After driving west on I-90 and taking route 16 west over the Bighorns from Buffalo, we parked at the top of FR29 which is just east of Powder River pass. In summer conditions this road would be open for a couple miles and would shorten your approach accordingly. Please be aware that there is NO ESTABLISHED TRAIL for this climb. The FR, along with a few snowmobile trails, is the only marked travelway.....knowledge of compass and map use comes in very handy as you can see ZERO landmarks when in the thick timber approach to the ridge and likewise on your descent back to your car. We analyzed the valley and the approach from the truck and decided that the thick timber we'd be pushing through would make snowshoes more of a hindrance than a help. We also misjudged how much melt had happened inside the treeline......it's 1.5miles across that valley so it's kinda hard to see. :) So we got going. We crossed a large field/drainage from the mountain snowmelt, and hit the treeline. Immediately we realized we were in for a bit of a workout. We had light packs, 10lbs or so, but the snowpack was easily 3-5ft.....even 6ft in spots. On went the gaiters and the uphill postholing for 2 miles in waist deep snow through thick timber and pine falls began! After some grueling work we finally hit the treeline and decided to eschew the standard walkup, and instead traverse the broken sections of granite fins that make up the SW ridge.

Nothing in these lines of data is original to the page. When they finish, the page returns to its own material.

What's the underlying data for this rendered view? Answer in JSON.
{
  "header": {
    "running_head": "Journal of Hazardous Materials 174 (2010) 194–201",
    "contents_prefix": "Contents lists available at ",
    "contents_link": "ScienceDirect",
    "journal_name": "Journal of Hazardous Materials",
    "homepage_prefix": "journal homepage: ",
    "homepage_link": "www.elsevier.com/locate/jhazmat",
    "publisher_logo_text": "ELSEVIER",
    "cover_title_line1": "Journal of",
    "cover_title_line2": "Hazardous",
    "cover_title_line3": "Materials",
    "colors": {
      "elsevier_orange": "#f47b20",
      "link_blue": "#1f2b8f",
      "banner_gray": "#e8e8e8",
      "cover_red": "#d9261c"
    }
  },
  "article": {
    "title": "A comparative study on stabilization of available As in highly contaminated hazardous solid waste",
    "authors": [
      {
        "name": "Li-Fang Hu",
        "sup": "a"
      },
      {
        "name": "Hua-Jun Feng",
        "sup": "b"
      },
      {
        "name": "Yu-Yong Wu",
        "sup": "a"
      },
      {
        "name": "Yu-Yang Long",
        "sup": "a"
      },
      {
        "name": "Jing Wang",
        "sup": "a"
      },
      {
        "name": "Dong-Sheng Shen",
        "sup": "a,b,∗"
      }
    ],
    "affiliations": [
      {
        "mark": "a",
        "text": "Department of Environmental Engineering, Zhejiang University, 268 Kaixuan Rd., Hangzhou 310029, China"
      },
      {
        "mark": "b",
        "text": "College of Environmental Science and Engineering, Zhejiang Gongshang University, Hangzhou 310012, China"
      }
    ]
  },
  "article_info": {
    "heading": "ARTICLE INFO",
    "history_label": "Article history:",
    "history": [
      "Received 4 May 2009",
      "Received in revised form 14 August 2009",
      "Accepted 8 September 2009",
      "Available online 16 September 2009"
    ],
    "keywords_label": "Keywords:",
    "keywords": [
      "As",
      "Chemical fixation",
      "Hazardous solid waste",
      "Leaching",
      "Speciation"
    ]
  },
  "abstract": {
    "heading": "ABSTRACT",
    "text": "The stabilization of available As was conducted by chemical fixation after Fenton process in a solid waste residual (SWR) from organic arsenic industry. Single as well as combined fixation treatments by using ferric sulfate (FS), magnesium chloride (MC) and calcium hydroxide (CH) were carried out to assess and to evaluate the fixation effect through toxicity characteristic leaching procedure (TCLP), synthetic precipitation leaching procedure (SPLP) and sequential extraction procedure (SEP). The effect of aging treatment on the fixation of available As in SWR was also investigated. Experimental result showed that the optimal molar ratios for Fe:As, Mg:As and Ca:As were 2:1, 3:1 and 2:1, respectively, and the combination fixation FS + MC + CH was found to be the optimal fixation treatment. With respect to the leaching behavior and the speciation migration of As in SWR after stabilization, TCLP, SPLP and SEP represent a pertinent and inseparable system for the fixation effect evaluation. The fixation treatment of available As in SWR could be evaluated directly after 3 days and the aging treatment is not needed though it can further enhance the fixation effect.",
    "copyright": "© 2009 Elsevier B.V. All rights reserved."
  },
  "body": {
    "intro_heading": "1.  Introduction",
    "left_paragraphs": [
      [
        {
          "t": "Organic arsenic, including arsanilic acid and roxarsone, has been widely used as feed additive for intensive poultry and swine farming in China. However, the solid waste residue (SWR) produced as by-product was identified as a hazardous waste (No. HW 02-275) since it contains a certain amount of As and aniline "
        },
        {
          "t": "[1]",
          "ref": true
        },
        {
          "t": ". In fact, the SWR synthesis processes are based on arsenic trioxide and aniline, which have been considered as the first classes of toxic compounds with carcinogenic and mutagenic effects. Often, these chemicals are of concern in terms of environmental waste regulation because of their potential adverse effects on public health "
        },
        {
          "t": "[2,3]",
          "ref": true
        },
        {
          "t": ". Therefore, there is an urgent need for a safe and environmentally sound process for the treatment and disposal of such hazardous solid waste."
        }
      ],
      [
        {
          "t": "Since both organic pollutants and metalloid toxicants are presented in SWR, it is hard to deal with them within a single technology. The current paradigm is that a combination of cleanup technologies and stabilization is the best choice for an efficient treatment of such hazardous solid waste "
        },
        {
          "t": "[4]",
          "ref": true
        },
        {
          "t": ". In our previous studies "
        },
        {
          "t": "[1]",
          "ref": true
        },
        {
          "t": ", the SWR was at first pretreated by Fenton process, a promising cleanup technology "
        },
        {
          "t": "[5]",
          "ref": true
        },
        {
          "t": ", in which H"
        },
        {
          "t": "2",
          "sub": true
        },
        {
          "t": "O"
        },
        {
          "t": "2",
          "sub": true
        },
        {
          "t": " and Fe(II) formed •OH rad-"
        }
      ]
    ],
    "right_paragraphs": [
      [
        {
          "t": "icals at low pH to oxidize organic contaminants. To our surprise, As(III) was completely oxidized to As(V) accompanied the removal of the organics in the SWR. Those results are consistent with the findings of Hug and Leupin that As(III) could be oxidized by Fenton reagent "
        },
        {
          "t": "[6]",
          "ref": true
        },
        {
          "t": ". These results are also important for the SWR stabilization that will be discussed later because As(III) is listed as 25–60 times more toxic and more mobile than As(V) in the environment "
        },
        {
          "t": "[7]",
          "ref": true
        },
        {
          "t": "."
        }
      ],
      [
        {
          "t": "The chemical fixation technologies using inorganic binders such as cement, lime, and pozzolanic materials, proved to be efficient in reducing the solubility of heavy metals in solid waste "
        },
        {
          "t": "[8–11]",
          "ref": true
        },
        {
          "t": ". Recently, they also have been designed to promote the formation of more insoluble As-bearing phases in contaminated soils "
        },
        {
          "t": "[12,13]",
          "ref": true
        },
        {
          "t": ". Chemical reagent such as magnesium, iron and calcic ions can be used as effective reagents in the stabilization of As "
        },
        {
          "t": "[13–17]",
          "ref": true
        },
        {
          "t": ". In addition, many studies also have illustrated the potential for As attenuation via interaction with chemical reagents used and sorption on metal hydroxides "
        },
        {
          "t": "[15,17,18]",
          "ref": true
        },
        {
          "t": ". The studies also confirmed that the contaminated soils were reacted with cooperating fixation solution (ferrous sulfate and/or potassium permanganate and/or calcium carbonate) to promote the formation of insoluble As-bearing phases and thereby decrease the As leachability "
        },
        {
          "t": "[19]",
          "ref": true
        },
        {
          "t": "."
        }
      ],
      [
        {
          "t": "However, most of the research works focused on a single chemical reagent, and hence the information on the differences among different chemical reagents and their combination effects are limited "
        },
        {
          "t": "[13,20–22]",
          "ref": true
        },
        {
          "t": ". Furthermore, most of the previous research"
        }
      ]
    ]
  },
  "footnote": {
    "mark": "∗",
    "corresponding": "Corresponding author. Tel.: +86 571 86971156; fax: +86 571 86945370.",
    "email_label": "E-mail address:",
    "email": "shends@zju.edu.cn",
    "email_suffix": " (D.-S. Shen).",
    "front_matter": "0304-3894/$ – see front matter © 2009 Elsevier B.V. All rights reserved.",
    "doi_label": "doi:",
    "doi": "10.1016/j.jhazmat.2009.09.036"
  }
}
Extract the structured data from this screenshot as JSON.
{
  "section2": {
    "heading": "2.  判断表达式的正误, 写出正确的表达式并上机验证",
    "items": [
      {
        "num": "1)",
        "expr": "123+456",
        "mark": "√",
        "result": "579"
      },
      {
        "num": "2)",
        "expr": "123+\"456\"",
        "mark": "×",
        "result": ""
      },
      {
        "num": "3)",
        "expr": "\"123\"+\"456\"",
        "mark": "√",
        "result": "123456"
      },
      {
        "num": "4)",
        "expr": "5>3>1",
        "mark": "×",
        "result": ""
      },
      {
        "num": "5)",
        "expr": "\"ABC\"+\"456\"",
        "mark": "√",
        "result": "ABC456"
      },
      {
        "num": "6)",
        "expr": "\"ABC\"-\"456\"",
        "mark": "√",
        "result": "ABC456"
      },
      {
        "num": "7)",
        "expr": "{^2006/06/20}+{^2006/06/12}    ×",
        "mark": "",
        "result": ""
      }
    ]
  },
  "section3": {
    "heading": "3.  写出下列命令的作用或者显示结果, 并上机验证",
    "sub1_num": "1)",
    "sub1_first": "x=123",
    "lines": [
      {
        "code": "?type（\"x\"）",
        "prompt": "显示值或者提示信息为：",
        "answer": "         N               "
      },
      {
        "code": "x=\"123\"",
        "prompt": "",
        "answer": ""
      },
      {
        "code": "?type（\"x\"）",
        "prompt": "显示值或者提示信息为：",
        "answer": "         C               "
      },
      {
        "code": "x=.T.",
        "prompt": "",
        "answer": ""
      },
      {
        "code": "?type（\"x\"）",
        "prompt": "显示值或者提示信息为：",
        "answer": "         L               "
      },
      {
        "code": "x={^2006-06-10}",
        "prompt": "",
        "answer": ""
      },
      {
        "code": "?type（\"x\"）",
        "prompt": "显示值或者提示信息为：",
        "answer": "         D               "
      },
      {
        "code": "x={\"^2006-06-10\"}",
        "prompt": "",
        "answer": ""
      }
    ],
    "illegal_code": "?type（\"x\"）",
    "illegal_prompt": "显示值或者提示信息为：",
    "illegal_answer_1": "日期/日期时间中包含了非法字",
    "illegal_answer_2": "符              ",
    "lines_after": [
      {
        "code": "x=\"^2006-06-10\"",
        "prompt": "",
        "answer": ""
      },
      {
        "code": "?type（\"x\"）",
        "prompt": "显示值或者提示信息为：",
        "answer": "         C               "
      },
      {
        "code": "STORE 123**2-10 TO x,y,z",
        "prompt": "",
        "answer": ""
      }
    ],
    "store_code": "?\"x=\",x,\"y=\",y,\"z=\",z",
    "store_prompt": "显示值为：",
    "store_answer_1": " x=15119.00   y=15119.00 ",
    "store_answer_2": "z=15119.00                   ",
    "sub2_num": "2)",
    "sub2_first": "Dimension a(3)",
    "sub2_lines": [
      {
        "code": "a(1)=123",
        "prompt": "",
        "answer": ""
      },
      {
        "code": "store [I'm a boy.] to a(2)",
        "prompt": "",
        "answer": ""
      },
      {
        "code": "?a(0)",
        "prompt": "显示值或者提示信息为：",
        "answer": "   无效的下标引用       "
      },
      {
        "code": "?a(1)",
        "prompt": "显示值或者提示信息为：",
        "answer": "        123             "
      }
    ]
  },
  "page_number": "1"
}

This choice proved to be fantastic 3rd/4th, and even a few 5th class moves on fairly solid granite. We came across some snow crossings and some steeper snow ramps, and were carefull of hidden moats from some heavy drifting the week before. Being on the leeward side, a lot of snow loading had filled some fairly large gaps in between rocks, so lots of ice axe probing was going on on these crossings. I punched through to my stomach in a 6 footer. The last snowfield was benign, but very soft and I broke trail through knee deep snow until the last rock scramble appeared. Pictured below was Matt following through the last snowfield. My camera battery died on the summit....so no summit pics! Anyway, the descent was interesting as we decided to go down a different ridge which put us back where we THOUGHT the FR should have been....only 2 miles further down from where we ascended. We pushed through heavy snow until we hit what we thought was the end of the poorly maintained road, which had snowmobile tracks all over it. So we followed this north west back to where the road should have been. Keep in mind that the snow here was HIDEOUS. Nice hard crust on the top 6 inches would give away to 3 ft of crystal depth hoar. It SUCKED. We punched through this for 1.5-2 miles until I hit a set of tracks....OUR TRACKS. This was a first for me in 26 years of mountain travel. We'd concentrated so hard on the work it took to walk through this crap, we failed to realize that we were NOT on the FR....it was a snowmobile trail that took us back to the base of our route! So we went back up above treeline, found our target ridge and got our compass bearings.....a set off yet again! This time we realized what we had done and had a good laugh about it. In all, it was a blast!